So you set a word limit by day rather than page limit?
I used to use a page guide number, but now use words...it's purely a matter of choice, but when books are reckoned up for production, it's done by words. And shorter fiction is sold by the word count, not the page count.
What I did, years ago, was find a number (pages or words) that I could do without too much strain, day after day. It was well below what I *could* do, but high enough to make reasonable output certain. Every writer has a number that works for that writer...for me, 2000 words/day is a solid but not excessive amount. I really can't do 5000-9000, as I could when younger, because my hands swell up like puffer fish and hurt. But 2000 is still comfortably within my physical range, and usually no problem to produce. It's not all equally good, of course. Some days the words sing...other days they plod. That's what revision is for.
That makes sense. Right now I set an hour limit to work because of the kids, but I like to get 5 pages minimum with everything else that is going on. I also tell myself that I don't get to read anything for pleasure if I don't write. Should I ever be fortunate enough to get deadlines, I will no doubt have higher writing goals, but even though I am making no money, I treat my writing like work.
If you write on the computer, most WP programs have a word count function somewhere. That way you can find out what "five pages"--the way you format them and the way you write--means in terms of words. If you write in longhand, you'll have to do the tedious counting yourself. Some people format their 'work pages' to get the maximum words on a page--with a smaller font, or a font that squeezes more characters on a line (like Times Roman v. Arial or Courier), you get more on a page with the same font size.
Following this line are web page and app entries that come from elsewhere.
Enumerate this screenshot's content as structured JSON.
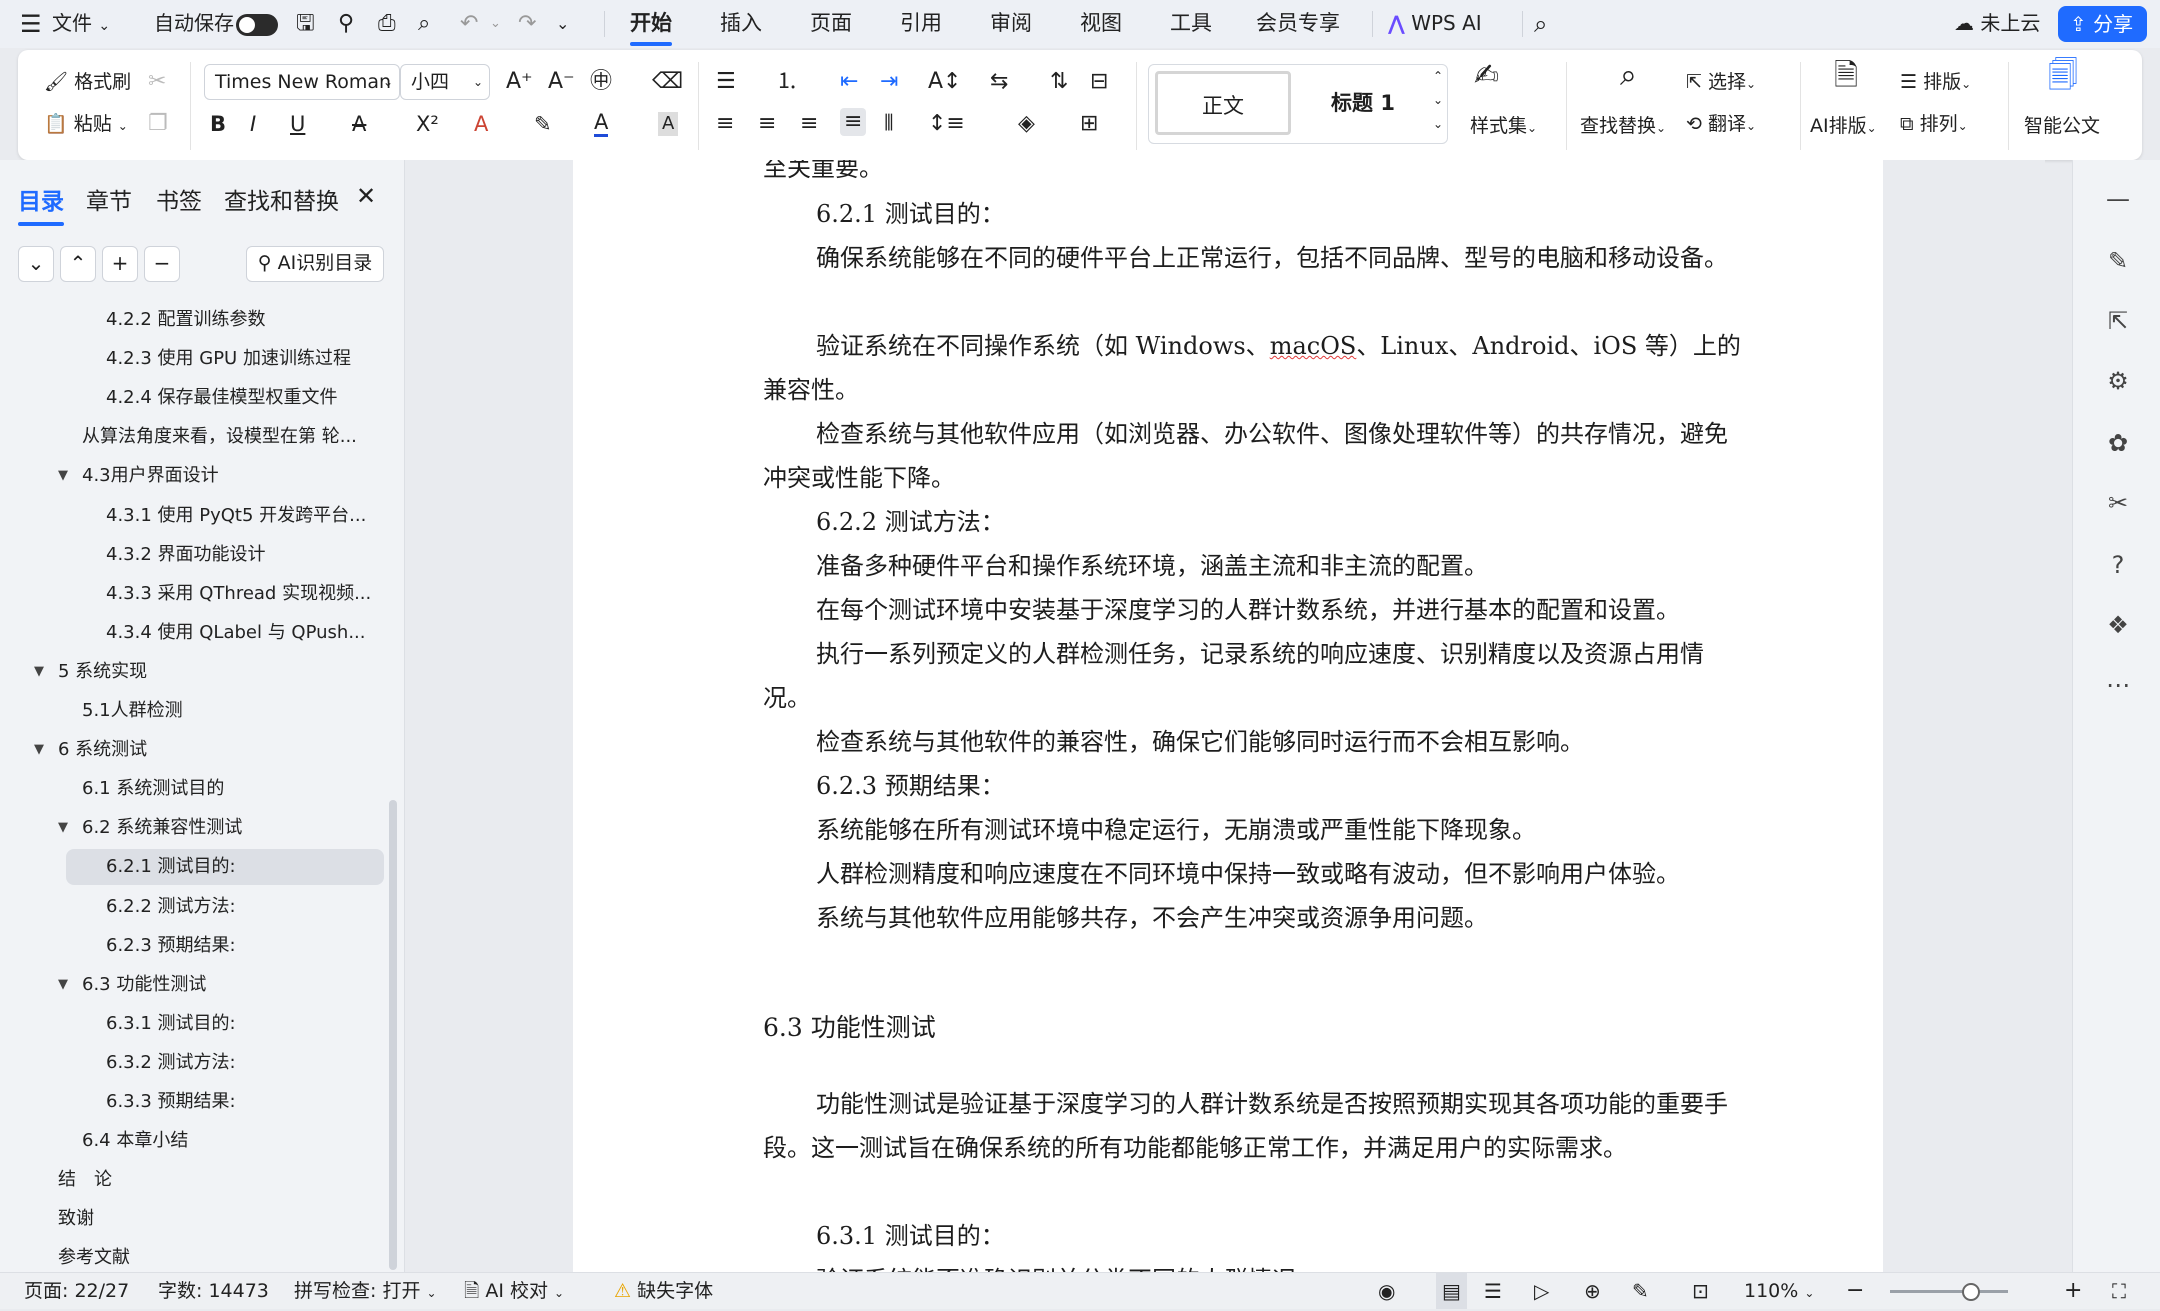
{
  "menubar": {
    "file": "文件",
    "autosave": "自动保存",
    "tabs": [
      "开始",
      "插入",
      "页面",
      "引用",
      "审阅",
      "视图",
      "工具",
      "会员专享"
    ],
    "active_tab": "开始",
    "wps_ai": "WPS AI",
    "cloud": "未上云",
    "share": "分享"
  },
  "ribbon": {
    "format_painter": "格式刷",
    "paste": "粘贴",
    "font_name": "Times New Roman",
    "font_size": "小四",
    "styles": {
      "normal": "正文",
      "heading1": "标题 1"
    },
    "style_set": "样式集",
    "find_replace": "查找替换",
    "select": "选择",
    "translate": "翻译",
    "ai_layout": "AI排版",
    "typeset": "排版",
    "arrange": "排列",
    "smart_doc": "智能公文",
    "accent_color": "#1f6bff"
  },
  "leftpane": {
    "tabs": [
      "目录",
      "章节",
      "书签",
      "查找和替换"
    ],
    "ai_toc": "AI识别目录",
    "toc": [
      {
        "label": "4.2.2 配置训练参数",
        "level": 3
      },
      {
        "label": "4.2.3 使用 GPU 加速训练过程",
        "level": 3
      },
      {
        "label": "4.2.4 保存最佳模型权重文件",
        "level": 3
      },
      {
        "label": "从算法角度来看，设模型在第 轮...",
        "level": 2
      },
      {
        "label": "4.3用户界面设计",
        "level": 2,
        "expanded": true
      },
      {
        "label": "4.3.1 使用 PyQt5 开发跨平台...",
        "level": 3
      },
      {
        "label": "4.3.2 界面功能设计",
        "level": 3
      },
      {
        "label": "4.3.3 采用 QThread 实现视频...",
        "level": 3
      },
      {
        "label": "4.3.4 使用 QLabel 与 QPush...",
        "level": 3
      },
      {
        "label": "5 系统实现",
        "level": 1,
        "expanded": true
      },
      {
        "label": "5.1人群检测",
        "level": 2
      },
      {
        "label": "6 系统测试",
        "level": 1,
        "expanded": true
      },
      {
        "label": "6.1 系统测试目的",
        "level": 2
      },
      {
        "label": "6.2 系统兼容性测试",
        "level": 2,
        "expanded": true
      },
      {
        "label": "6.2.1 测试目的:",
        "level": 3,
        "selected": true
      },
      {
        "label": "6.2.2 测试方法:",
        "level": 3
      },
      {
        "label": "6.2.3 预期结果:",
        "level": 3
      },
      {
        "label": "6.3 功能性测试",
        "level": 2,
        "expanded": true
      },
      {
        "label": "6.3.1 测试目的:",
        "level": 3
      },
      {
        "label": "6.3.2 测试方法:",
        "level": 3
      },
      {
        "label": "6.3.3 预期结果:",
        "level": 3
      },
      {
        "label": "6.4 本章小结",
        "level": 2
      },
      {
        "label": "结　论",
        "level": 1
      },
      {
        "label": "致谢",
        "level": 1
      },
      {
        "label": "参考文献",
        "level": 1
      }
    ]
  },
  "document": {
    "cut_top": "至关重要。",
    "h621": "6.2.1 测试目的：",
    "p1": "确保系统能够在不同的硬件平台上正常运行，包括不同品牌、型号的电脑和移动设备。",
    "p2a": "验证系统在不同操作系统（如 Windows、",
    "p2b": "macOS",
    "p2c": "、Linux、Android、iOS 等）上的兼容性。",
    "p3": "检查系统与其他软件应用（如浏览器、办公软件、图像处理软件等）的共存情况，避免冲突或性能下降。",
    "h622": "6.2.2 测试方法：",
    "p4": "准备多种硬件平台和操作系统环境，涵盖主流和非主流的配置。",
    "p5": "在每个测试环境中安装基于深度学习的人群计数系统，并进行基本的配置和设置。",
    "p6": "执行一系列预定义的人群检测任务，记录系统的响应速度、识别精度以及资源占用情况。",
    "p7": "检查系统与其他软件的兼容性，确保它们能够同时运行而不会相互影响。",
    "h623": "6.2.3 预期结果：",
    "p8": "系统能够在所有测试环境中稳定运行，无崩溃或严重性能下降现象。",
    "p9": "人群检测精度和响应速度在不同环境中保持一致或略有波动，但不影响用户体验。",
    "p10": "系统与其他软件应用能够共存，不会产生冲突或资源争用问题。",
    "h63": "6.3  功能性测试",
    "p11": "功能性测试是验证基于深度学习的人群计数系统是否按照预期实现其各项功能的重要手段。这一测试旨在确保系统的所有功能都能够正常工作，并满足用户的实际需求。",
    "h631": "6.3.1 测试目的：",
    "cut_bottom": "验证系统能否准确识别并分类不同的人群情况"
  },
  "statusbar": {
    "page": "页面: 22/27",
    "words": "字数: 14473",
    "spell": "拼写检查: 打开",
    "ai_check": "AI 校对",
    "missing_font": "缺失字体",
    "zoom": "110%"
  }
}
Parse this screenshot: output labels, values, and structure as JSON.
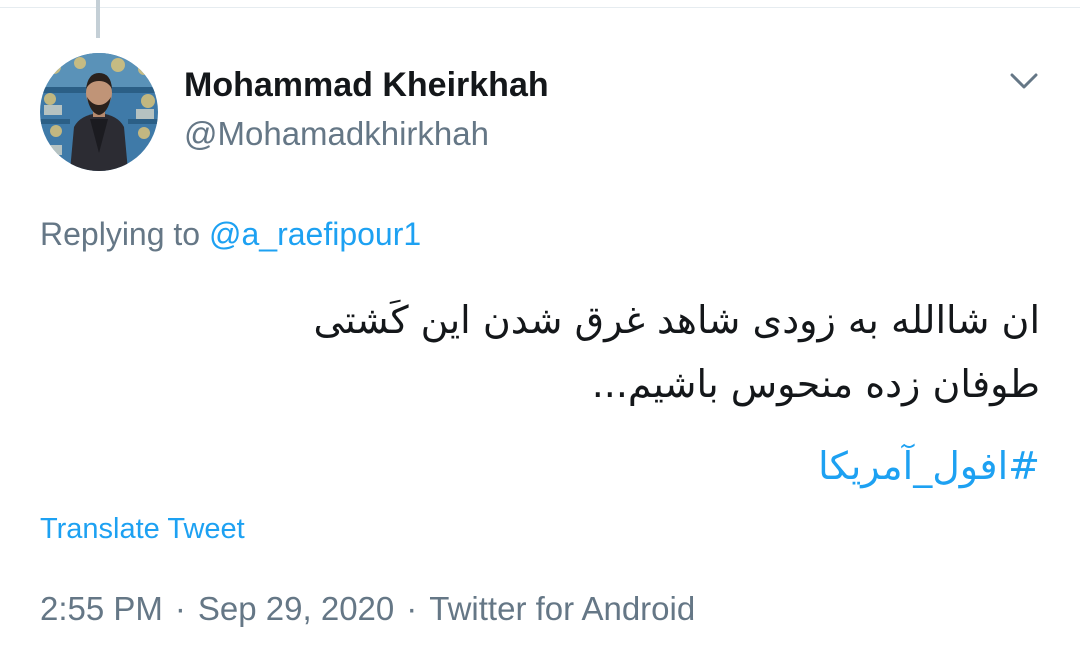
{
  "tweet": {
    "author": {
      "display_name": "Mohammad Kheirkhah",
      "handle": "@Mohamadkhirkhah"
    },
    "reply": {
      "prefix": "Replying to ",
      "mention": "@a_raefipour1"
    },
    "text_lines": [
      "ان شاالله به زودی شاهد غرق شدن این کَشتی",
      "طوفان زده منحوس باشیم..."
    ],
    "hashtag": "#افول_آمریکا",
    "translate_label": "Translate Tweet",
    "meta": {
      "time": "2:55 PM",
      "separator": "·",
      "date": "Sep 29, 2020",
      "source": "Twitter for Android"
    }
  },
  "icons": {
    "menu": "chevron-down-icon"
  },
  "colors": {
    "link": "#1da1f2",
    "secondary_text": "#657786",
    "primary_text": "#14171a"
  }
}
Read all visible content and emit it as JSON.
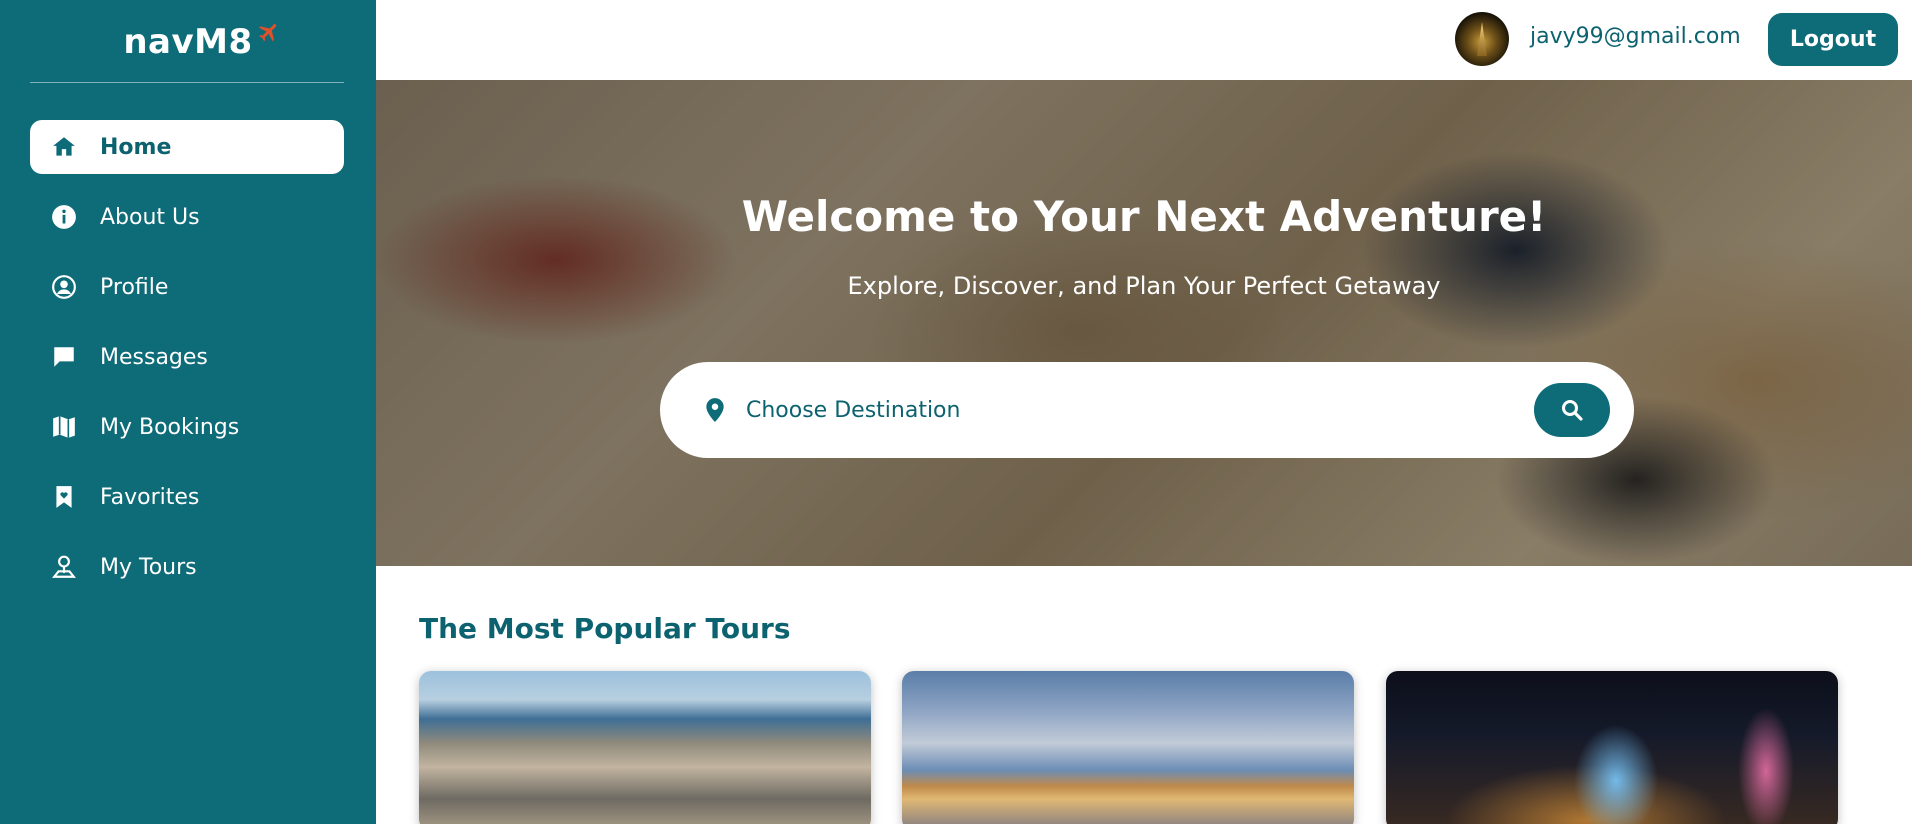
{
  "app": {
    "logo_text": "navM8"
  },
  "sidebar": {
    "items": [
      {
        "label": "Home",
        "icon": "home-icon",
        "active": true
      },
      {
        "label": "About Us",
        "icon": "info-icon",
        "active": false
      },
      {
        "label": "Profile",
        "icon": "user-circle-icon",
        "active": false
      },
      {
        "label": "Messages",
        "icon": "chat-icon",
        "active": false
      },
      {
        "label": "My Bookings",
        "icon": "map-icon",
        "active": false
      },
      {
        "label": "Favorites",
        "icon": "bookmark-heart-icon",
        "active": false
      },
      {
        "label": "My Tours",
        "icon": "tour-pin-icon",
        "active": false
      }
    ]
  },
  "header": {
    "user_email": "javy99@gmail.com",
    "logout_label": "Logout"
  },
  "hero": {
    "title": "Welcome to Your Next Adventure!",
    "subtitle": "Explore, Discover, and Plan Your Perfect Getaway",
    "search_placeholder": "Choose Destination"
  },
  "popular": {
    "title": "The Most Popular Tours"
  },
  "colors": {
    "brand": "#0e6b78",
    "accent_plane": "#e0502a",
    "white": "#ffffff"
  }
}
Or they single-space.
If you're producing 1000 words/day, on average, you're in the ballpark. I suspect you're doing at least that. With standard manuscript format (font, font size, margins, double-spaced, 25 lines per page) 5 pages means at least 200 words/page, usually more like 220 and sometimes (for some writers' styles) 250. So that's 1000+. 1000/day gives you enough "flow" to carry a long story, if long stories are your talent (there are natural short fiction writers and natural long fiction writers--go with what's natural to you, at least at first. That's where you build your own writing tool-kit fastest.) It can also give you drafts of a short-story in a week...a novella in two weeks or more...and a 100,000 word novel draft in 20 weeks. Of course, Stuff Happens. Kid gets sick, other kid catches it, you catch it, the roof falls in, whatever.
But at 1000 words/day, you become theoretically capable of writing a book in a year (allowing the other weeks in the year as "Stuff Happening Time"...always allow that time in your calculations. Those who must do direct care of another family member--whether parent at home with kids or adult child taking care of disabled spouse or parent, or who have a demanding day job--or maybe both--need to allow extra Stuff Happening Time.) It's theoretical because until you've written enough to know what your natural length is, as well as your natural speed, you can't put those together to understand your real productivity. But for a book writer, 1000 words/day is kind of the threshold of production speed. Under that, it's hard to do the book a year publishers want (because of the Stuff Happening factor.)
I do all my draft writing in Arial as I like the look better. It looks like for one of my first drafts that I averaged just over 262 a page. I've written a lot of words, but I haven't refined a lot of my writing yet. I really need to work on the revision process a lot. My writing production varies a lot from 20 pages a week to over 100 depending on kids and/or mood. Fortunately, we've had nothing like a roof collapse although my son did learn that if you put a roll of toilet paper in a toilet and flush several times that it floods the bathroom.
I don't seem to have the ability to shorten my ideas generally, and I think my natural length of a story is over 100,000 words. I've written some fan fiction short stories, but those stories were for a Live-Action character of mine.